(Material for the task begins)

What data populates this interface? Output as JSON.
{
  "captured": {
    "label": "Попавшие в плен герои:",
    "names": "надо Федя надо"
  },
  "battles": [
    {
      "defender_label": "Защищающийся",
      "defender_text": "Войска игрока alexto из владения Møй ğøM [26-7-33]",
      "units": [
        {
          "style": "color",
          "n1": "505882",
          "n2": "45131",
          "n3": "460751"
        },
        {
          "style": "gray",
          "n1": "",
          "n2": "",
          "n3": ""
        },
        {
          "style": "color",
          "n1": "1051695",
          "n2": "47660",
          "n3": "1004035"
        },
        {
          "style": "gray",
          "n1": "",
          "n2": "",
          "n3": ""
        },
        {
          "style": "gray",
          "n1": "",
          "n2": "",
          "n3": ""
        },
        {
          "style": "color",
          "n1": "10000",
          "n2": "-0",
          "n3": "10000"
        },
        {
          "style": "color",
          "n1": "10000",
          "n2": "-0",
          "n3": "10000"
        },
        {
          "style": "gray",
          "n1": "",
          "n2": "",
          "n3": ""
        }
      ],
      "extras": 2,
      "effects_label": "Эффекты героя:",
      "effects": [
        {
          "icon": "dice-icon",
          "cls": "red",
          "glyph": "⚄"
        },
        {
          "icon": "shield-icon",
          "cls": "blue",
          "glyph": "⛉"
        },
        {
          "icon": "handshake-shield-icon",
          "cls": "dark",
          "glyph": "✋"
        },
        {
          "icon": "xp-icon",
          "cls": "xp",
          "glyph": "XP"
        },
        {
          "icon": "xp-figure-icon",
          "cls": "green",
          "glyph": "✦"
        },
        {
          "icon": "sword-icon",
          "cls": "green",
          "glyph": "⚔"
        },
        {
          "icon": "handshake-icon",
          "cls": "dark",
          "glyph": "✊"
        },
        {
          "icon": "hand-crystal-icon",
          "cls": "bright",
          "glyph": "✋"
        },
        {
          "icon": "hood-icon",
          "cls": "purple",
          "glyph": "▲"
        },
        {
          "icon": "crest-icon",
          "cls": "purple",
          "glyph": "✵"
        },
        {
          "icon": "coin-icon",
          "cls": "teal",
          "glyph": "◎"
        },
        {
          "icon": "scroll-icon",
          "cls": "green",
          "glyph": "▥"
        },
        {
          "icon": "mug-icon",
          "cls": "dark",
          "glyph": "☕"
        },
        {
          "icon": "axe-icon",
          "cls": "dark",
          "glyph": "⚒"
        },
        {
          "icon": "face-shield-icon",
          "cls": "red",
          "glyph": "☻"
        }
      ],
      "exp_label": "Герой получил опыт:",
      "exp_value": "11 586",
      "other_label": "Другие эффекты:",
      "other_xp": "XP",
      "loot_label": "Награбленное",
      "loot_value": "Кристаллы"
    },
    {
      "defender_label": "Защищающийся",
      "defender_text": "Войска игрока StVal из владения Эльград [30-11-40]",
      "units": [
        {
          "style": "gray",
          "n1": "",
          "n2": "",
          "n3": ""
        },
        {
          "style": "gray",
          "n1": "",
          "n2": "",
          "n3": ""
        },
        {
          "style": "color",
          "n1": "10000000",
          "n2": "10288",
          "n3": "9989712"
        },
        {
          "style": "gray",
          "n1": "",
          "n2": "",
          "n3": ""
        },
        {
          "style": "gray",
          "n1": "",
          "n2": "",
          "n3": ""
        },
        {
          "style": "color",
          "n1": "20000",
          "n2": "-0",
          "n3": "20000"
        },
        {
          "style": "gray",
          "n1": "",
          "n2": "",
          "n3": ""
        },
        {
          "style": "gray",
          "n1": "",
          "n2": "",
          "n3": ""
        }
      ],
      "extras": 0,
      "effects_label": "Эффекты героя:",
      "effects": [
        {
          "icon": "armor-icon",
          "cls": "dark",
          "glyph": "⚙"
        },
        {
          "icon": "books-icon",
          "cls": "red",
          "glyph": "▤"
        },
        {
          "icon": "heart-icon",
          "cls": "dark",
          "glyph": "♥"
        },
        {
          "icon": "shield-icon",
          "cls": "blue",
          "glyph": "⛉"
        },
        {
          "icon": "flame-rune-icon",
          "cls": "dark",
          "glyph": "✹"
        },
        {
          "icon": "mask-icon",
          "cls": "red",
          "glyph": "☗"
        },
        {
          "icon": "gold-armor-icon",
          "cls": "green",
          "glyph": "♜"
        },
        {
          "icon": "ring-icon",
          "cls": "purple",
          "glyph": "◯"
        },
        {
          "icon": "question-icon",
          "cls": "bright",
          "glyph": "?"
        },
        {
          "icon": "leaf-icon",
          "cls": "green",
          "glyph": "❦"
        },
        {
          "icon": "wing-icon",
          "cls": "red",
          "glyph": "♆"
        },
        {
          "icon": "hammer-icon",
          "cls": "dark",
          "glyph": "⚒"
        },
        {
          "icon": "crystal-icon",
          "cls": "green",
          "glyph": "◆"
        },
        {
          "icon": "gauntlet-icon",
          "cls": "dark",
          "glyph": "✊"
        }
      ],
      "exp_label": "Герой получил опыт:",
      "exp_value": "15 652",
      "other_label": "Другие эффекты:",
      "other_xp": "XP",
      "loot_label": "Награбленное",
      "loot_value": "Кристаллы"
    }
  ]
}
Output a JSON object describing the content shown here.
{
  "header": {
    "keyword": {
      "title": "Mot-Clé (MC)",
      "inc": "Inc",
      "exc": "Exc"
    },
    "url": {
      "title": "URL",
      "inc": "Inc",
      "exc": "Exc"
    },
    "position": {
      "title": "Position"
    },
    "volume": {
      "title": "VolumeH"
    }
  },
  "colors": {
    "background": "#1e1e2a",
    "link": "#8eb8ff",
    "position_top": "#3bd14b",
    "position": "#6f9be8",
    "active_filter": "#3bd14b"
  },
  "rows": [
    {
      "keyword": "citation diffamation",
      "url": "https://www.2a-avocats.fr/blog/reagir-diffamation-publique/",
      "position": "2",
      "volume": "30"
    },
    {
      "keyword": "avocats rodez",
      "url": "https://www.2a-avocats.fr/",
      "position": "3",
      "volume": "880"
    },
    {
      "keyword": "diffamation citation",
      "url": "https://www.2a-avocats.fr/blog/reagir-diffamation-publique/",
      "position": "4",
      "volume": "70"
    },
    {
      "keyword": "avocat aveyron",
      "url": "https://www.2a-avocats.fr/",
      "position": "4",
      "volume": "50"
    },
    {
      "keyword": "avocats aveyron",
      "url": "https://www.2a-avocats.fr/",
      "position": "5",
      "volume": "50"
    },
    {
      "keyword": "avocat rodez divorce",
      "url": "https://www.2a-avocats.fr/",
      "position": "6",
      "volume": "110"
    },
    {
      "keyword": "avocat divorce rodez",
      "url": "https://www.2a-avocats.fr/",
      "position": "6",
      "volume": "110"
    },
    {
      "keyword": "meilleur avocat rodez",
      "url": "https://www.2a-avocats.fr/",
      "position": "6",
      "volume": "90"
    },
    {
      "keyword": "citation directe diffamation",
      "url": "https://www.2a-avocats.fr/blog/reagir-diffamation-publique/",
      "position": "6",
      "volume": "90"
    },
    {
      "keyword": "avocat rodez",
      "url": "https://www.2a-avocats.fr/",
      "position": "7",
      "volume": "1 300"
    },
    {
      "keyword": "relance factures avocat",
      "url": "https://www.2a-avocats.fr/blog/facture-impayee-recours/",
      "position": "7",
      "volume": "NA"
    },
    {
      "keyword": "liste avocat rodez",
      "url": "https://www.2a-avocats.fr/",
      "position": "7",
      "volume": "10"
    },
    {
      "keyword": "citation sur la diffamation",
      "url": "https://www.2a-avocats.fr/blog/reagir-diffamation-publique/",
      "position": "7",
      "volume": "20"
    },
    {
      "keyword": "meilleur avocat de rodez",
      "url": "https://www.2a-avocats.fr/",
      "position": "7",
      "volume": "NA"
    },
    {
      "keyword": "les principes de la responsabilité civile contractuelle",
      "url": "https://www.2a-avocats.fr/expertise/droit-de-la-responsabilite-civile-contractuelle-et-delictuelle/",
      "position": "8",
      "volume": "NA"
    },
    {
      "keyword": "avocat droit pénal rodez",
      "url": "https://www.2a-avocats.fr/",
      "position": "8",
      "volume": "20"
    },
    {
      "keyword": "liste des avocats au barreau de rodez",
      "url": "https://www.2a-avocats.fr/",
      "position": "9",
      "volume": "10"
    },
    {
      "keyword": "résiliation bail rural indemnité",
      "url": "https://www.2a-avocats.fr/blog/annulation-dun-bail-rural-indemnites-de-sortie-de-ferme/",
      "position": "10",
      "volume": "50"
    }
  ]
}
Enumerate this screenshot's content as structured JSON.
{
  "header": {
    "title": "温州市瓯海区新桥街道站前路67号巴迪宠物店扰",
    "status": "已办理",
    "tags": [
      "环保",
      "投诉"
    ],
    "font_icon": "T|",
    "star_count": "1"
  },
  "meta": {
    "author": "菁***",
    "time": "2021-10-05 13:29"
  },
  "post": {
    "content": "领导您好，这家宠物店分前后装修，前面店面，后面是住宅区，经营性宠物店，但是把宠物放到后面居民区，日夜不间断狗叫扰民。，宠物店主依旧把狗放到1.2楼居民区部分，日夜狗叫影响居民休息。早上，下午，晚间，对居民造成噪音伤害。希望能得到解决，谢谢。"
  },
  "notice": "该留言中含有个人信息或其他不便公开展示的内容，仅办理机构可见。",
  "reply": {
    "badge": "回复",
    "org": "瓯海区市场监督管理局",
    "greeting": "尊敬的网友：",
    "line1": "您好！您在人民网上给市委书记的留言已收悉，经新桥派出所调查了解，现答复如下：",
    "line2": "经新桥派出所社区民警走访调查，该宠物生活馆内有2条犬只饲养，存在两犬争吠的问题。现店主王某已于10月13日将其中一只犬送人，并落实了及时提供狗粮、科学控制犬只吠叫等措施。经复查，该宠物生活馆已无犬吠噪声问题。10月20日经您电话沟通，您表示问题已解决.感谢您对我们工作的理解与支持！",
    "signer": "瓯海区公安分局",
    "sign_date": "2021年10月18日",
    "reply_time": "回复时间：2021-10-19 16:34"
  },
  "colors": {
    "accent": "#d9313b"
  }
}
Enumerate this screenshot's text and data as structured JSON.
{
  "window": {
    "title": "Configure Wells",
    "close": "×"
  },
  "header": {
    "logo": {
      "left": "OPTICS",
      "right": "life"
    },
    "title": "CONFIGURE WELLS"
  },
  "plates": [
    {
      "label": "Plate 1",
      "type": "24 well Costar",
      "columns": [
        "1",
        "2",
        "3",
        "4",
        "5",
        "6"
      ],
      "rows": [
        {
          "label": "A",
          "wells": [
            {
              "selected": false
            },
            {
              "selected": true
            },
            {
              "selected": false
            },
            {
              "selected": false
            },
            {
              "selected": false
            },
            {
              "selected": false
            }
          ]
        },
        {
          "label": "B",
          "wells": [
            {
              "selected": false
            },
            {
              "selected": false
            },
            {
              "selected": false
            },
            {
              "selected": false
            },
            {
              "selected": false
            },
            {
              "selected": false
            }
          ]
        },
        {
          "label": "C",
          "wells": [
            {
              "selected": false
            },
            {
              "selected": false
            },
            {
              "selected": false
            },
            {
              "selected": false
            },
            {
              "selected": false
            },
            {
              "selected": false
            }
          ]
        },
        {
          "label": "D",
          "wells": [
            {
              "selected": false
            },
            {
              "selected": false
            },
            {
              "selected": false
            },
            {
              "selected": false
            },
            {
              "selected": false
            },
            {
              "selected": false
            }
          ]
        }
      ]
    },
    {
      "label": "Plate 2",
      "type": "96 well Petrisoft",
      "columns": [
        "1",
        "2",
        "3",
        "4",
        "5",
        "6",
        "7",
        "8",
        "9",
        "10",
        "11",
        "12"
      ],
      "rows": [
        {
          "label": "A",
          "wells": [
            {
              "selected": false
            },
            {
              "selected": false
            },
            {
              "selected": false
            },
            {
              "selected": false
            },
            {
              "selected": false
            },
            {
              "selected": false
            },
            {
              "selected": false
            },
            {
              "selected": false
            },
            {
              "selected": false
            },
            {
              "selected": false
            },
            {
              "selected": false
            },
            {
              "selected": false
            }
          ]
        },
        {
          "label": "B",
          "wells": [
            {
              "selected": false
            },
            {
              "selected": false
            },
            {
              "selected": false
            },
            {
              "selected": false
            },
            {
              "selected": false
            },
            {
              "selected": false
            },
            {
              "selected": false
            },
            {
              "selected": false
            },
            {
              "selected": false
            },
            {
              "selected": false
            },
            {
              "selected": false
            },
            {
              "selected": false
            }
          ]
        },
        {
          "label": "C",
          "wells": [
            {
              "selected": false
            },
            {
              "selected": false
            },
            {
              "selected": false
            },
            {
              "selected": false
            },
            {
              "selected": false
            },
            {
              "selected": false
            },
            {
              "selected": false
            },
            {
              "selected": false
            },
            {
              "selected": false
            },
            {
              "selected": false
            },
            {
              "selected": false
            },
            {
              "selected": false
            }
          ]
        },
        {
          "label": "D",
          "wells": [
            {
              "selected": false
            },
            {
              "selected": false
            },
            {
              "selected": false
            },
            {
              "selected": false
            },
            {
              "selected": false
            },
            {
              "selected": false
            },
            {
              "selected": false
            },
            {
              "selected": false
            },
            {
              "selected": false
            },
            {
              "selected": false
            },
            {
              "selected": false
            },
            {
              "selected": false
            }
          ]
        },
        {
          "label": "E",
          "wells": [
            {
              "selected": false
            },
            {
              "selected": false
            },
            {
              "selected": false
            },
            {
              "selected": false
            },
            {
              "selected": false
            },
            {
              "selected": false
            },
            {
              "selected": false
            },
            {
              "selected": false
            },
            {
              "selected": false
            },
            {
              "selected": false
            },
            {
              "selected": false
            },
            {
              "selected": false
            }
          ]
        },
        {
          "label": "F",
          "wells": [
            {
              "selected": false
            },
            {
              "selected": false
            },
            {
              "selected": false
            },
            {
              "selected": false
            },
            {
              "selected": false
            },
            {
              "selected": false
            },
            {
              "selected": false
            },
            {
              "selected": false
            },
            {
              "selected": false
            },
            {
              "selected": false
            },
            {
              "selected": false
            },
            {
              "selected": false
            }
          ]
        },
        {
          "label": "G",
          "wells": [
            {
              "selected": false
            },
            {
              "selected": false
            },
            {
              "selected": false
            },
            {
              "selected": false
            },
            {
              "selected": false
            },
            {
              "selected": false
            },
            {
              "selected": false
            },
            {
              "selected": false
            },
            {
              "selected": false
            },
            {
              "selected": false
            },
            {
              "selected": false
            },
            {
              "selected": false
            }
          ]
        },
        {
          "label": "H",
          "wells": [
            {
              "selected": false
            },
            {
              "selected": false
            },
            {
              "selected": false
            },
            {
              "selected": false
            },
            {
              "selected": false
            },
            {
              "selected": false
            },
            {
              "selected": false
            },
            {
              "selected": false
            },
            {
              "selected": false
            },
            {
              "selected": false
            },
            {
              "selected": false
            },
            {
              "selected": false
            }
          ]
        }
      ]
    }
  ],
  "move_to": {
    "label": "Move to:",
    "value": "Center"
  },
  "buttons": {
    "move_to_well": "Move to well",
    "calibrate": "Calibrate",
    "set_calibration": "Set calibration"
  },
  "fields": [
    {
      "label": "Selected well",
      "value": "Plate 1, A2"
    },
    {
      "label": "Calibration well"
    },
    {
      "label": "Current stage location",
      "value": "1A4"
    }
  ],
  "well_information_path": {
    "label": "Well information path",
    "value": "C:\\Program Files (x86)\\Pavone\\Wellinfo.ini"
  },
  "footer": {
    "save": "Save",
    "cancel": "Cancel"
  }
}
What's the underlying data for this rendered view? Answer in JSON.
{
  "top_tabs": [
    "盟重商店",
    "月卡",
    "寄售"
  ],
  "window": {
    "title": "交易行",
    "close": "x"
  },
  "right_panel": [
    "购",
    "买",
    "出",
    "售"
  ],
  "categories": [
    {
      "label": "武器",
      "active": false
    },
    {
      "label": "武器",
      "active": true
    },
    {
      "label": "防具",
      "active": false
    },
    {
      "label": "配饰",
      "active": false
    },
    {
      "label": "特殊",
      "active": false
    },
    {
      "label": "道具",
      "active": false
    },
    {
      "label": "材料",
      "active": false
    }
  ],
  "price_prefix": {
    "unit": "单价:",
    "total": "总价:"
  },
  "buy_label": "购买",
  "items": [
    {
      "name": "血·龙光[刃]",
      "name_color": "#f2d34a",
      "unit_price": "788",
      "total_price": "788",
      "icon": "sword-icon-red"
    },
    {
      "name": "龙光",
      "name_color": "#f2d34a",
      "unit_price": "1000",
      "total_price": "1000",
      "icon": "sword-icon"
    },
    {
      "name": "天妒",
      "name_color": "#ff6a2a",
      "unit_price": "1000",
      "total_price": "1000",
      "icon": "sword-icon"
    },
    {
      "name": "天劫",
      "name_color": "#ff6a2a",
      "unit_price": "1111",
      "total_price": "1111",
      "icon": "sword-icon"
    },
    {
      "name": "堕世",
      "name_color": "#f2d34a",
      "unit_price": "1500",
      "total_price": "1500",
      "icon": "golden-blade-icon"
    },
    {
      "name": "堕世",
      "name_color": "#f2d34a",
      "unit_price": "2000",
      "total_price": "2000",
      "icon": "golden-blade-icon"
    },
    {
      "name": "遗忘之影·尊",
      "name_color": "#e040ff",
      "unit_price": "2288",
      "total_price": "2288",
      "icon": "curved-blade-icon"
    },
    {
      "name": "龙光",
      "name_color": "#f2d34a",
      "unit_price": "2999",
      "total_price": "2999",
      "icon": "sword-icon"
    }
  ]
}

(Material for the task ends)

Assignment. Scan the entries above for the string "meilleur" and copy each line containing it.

Result for this exercise.
      "keyword": "meilleur avocat rodez",
      "keyword": "meilleur avocat de rodez",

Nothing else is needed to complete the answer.